The other example is from the experience of someone who loves life, and for whom enjoyment and fun are high values. So understandably, they find motivating themselves to engage the boring or routine things in life challenging. We’ve has this conversation on several different occasions, so the 3 Step process isn’t new to them. But the most recent iteration involved a number of routine tasks related to their work – things they’re responsible for, that when these tasks aren’t completed others are impacted. Despite their best efforts they’d been unable to find fun or enjoyable ways to complete them, and so several emotions were surfacing for attention. It was in listening and attending to these (Step 1) that gave us clues as to Step 2. In addition to fun, a couple other big “Yesses” emerged – an inner commitment to excellence (a need to do a good job – this had overtones of winning!), as well as a true-heartedness that wanted to be dependable – didn’t want to let others down. Though they’ll need (Step 3) to partner over time with those fun-loving parts in order to really establish this new pattern, as soon as we named these big “Yesses”, we could feel a settling of the inner rebellion that had been in play.

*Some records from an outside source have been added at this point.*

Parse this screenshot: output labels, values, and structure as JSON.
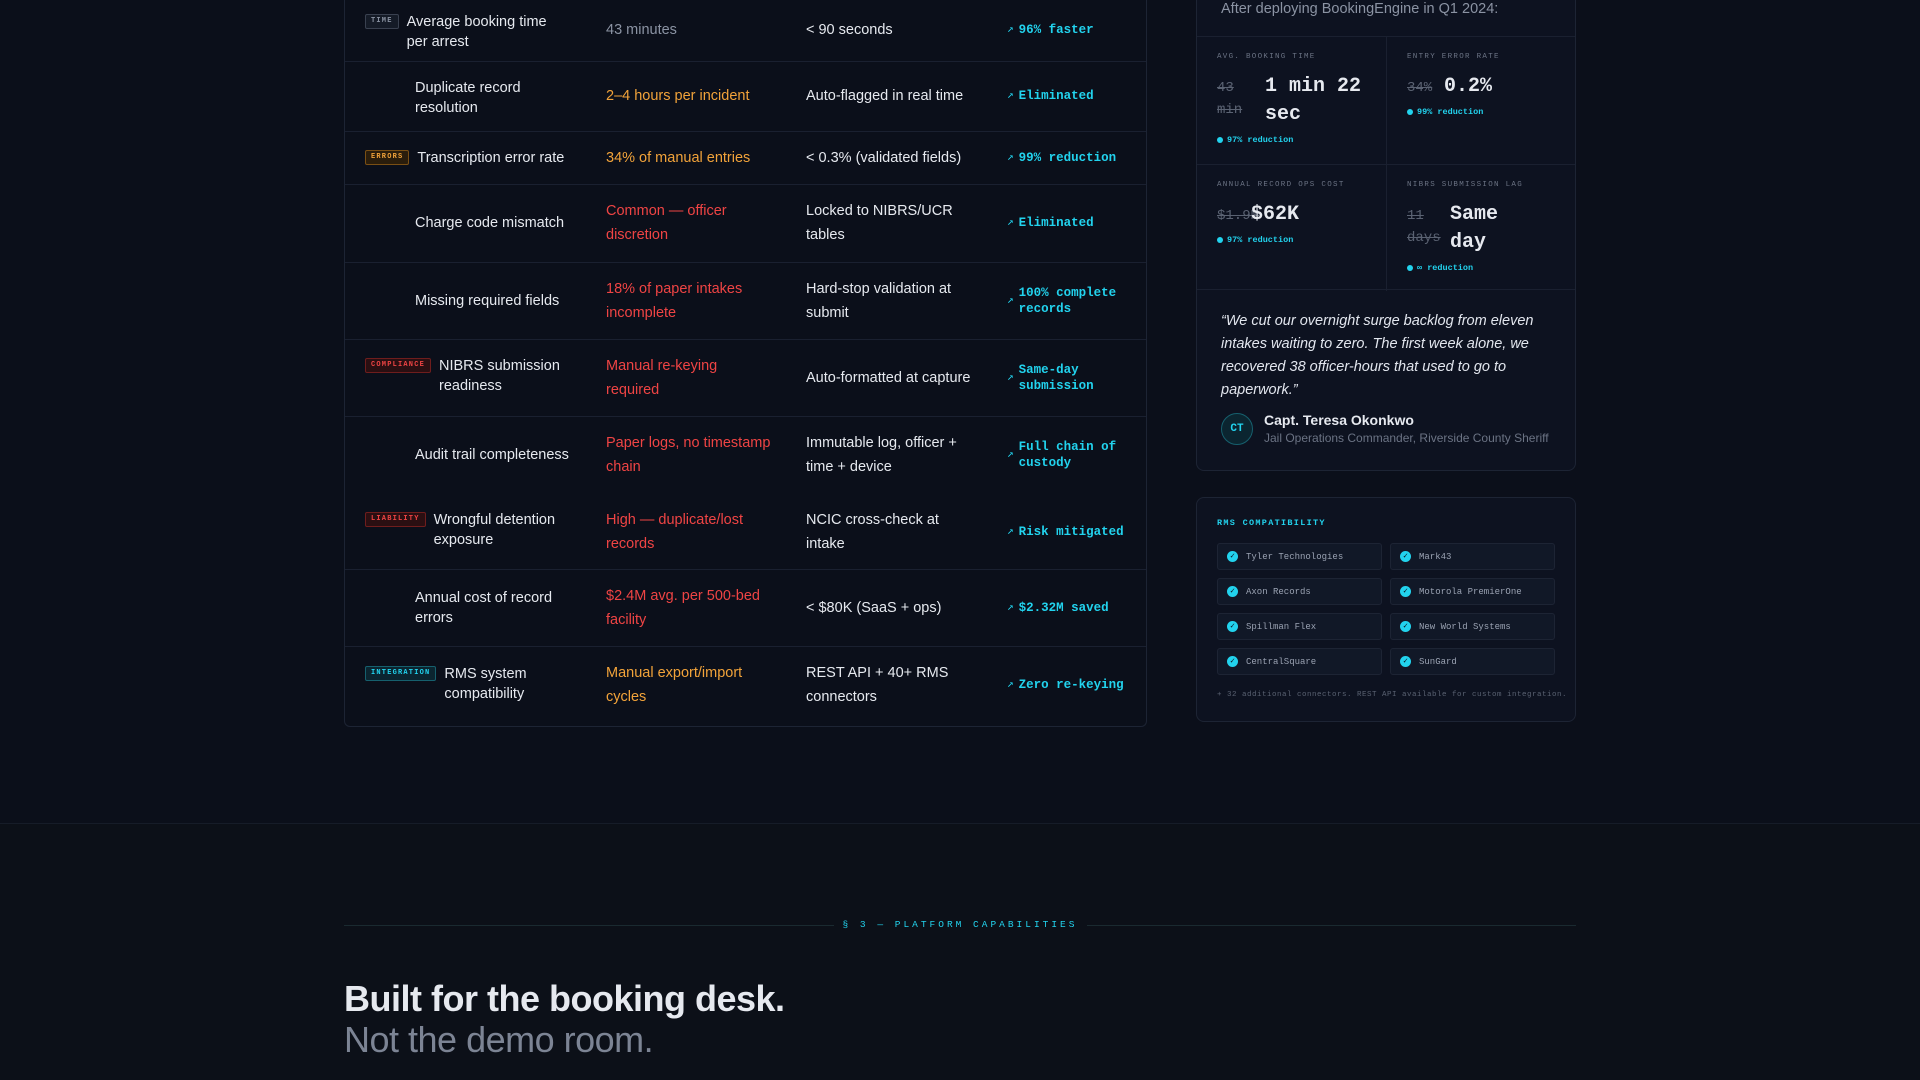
{
  "comparison": {
    "rows": [
      {
        "tag": "TIME",
        "metric": "Average booking time per arrest",
        "before": "43 minutes",
        "after": "< 90 seconds",
        "impact": "96% faster"
      },
      {
        "tag": "",
        "metric": "Duplicate record resolution",
        "before": "2–4 hours per incident",
        "after": "Auto-flagged in real time",
        "impact": "Eliminated"
      },
      {
        "tag": "ERRORS",
        "metric": "Transcription error rate",
        "before": "34% of manual entries",
        "after": "< 0.3% (validated fields)",
        "impact": "99% reduction"
      },
      {
        "tag": "",
        "metric": "Charge code mismatch",
        "before": "Common — officer discretion",
        "after": "Locked to NIBRS/UCR tables",
        "impact": "Eliminated"
      },
      {
        "tag": "",
        "metric": "Missing required fields",
        "before": "18% of paper intakes incomplete",
        "after": "Hard-stop validation at submit",
        "impact": "100% complete records"
      },
      {
        "tag": "COMPLIANCE",
        "metric": "NIBRS submission readiness",
        "before": "Manual re-keying required",
        "after": "Auto-formatted at capture",
        "impact": "Same-day submission"
      },
      {
        "tag": "",
        "metric": "Audit trail completeness",
        "before": "Paper logs, no timestamp chain",
        "after": "Immutable log, officer + time + device",
        "impact": "Full chain of custody"
      },
      {
        "tag": "LIABILITY",
        "metric": "Wrongful detention exposure",
        "before": "High — duplicate/lost records",
        "after": "NCIC cross-check at intake",
        "impact": "Risk mitigated"
      },
      {
        "tag": "",
        "metric": "Annual cost of record errors",
        "before": "$2.4M avg. per 500-bed facility",
        "after": "< $80K (SaaS + ops)",
        "impact": "$2.32M saved"
      },
      {
        "tag": "INTEGRATION",
        "metric": "RMS system compatibility",
        "before": "Manual export/import cycles",
        "after": "REST API + 40+ RMS connectors",
        "impact": "Zero re-keying"
      }
    ]
  },
  "results": {
    "intro": "After deploying BookingEngine in Q1 2024:",
    "stats": [
      {
        "label": "AVG. BOOKING TIME",
        "old": "43 min",
        "new": "1 min 22 sec",
        "delta": "97% reduction"
      },
      {
        "label": "ENTRY ERROR RATE",
        "old": "34%",
        "new": "0.2%",
        "delta": "99% reduction"
      },
      {
        "label": "ANNUAL RECORD OPS COST",
        "old": "$1.9M",
        "new": "$62K",
        "delta": "97% reduction"
      },
      {
        "label": "NIBRS SUBMISSION LAG",
        "old": "11 days",
        "new": "Same day",
        "delta": "∞ reduction"
      }
    ],
    "quote": "“We cut our overnight surge backlog from eleven intakes waiting to zero. The first week alone, we recovered 38 officer-hours that used to go to paperwork.”",
    "author": {
      "initials": "CT",
      "name": "Capt. Teresa Okonkwo",
      "role": "Jail Operations Commander, Riverside County Sheriff"
    }
  },
  "rms": {
    "title": "RMS COMPATIBILITY",
    "items": [
      "Tyler Technologies",
      "Mark43",
      "Axon Records",
      "Motorola PremierOne",
      "Spillman Flex",
      "New World Systems",
      "CentralSquare",
      "SunGard"
    ],
    "footnote": "+ 32 additional connectors. REST API available for custom integration."
  },
  "section": {
    "label": "§ 3 — PLATFORM CAPABILITIES",
    "headline": "Built for the booking desk.",
    "subhead": "Not the demo room."
  },
  "colors": {
    "accent": "#22d3ee",
    "warning": "#f2a33a",
    "danger": "#ef4444",
    "background": "#0b0f1a"
  },
  "icons": {
    "impact": "trend-up-icon",
    "rms_item": "check-circle-icon"
  }
}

There’s something very powerful about connecting with the deep values that are ours. Though there may well be many things we might still rather do when faced with these hard things, engaging them from a place that bring us into alignment with our true selves is the most satisfying and least effortful way to accomplish them. Pragmatically, the more we step away from those conditioned shoulds, and instead live from these truly authentic and intentional choices, the greater ease, and sense of accomplishment we’ll experience.


I’m reminded of Mary Oliver’s powerful invitation in her poem The Summer Day Tell me, what is it you plan to do with your one wild and precious life?” The soul living inside each of us is far too precious to treat with anything less than great respect, right alongside an honouring of our humanity as we learn to do this more each day. If this exploration has piqued your interest please be in touch, I’d love to explore these ideas and practices with you.

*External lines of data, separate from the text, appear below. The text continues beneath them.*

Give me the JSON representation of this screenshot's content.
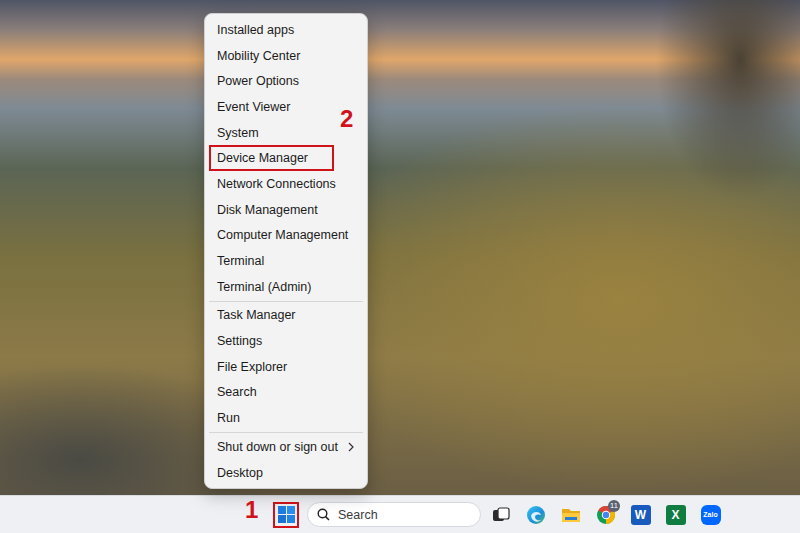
{
  "menu": {
    "groups": [
      [
        {
          "label": "Installed apps",
          "marked": false,
          "submenu": false
        },
        {
          "label": "Mobility Center",
          "marked": false,
          "submenu": false
        },
        {
          "label": "Power Options",
          "marked": false,
          "submenu": false
        },
        {
          "label": "Event Viewer",
          "marked": false,
          "submenu": false
        },
        {
          "label": "System",
          "marked": false,
          "submenu": false
        },
        {
          "label": "Device Manager",
          "marked": true,
          "submenu": false
        },
        {
          "label": "Network Connections",
          "marked": false,
          "submenu": false
        },
        {
          "label": "Disk Management",
          "marked": false,
          "submenu": false
        },
        {
          "label": "Computer Management",
          "marked": false,
          "submenu": false
        },
        {
          "label": "Terminal",
          "marked": false,
          "submenu": false
        },
        {
          "label": "Terminal (Admin)",
          "marked": false,
          "submenu": false
        }
      ],
      [
        {
          "label": "Task Manager",
          "marked": false,
          "submenu": false
        },
        {
          "label": "Settings",
          "marked": false,
          "submenu": false
        },
        {
          "label": "File Explorer",
          "marked": false,
          "submenu": false
        },
        {
          "label": "Search",
          "marked": false,
          "submenu": false
        },
        {
          "label": "Run",
          "marked": false,
          "submenu": false
        }
      ],
      [
        {
          "label": "Shut down or sign out",
          "marked": false,
          "submenu": true
        },
        {
          "label": "Desktop",
          "marked": false,
          "submenu": false
        }
      ]
    ],
    "step": "2"
  },
  "taskbar": {
    "start_button": {
      "marked": true,
      "step": "1"
    },
    "search": {
      "placeholder": "Search"
    },
    "apps": [
      {
        "kind": "taskview"
      },
      {
        "kind": "edge"
      },
      {
        "kind": "explorer"
      },
      {
        "kind": "chrome",
        "badge": "11"
      },
      {
        "kind": "word",
        "letter": "W"
      },
      {
        "kind": "excel",
        "letter": "X"
      },
      {
        "kind": "zalo",
        "letter": "Zalo"
      }
    ]
  }
}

Nurturing juicy co-creative partnerships
…with ourselves, others & life!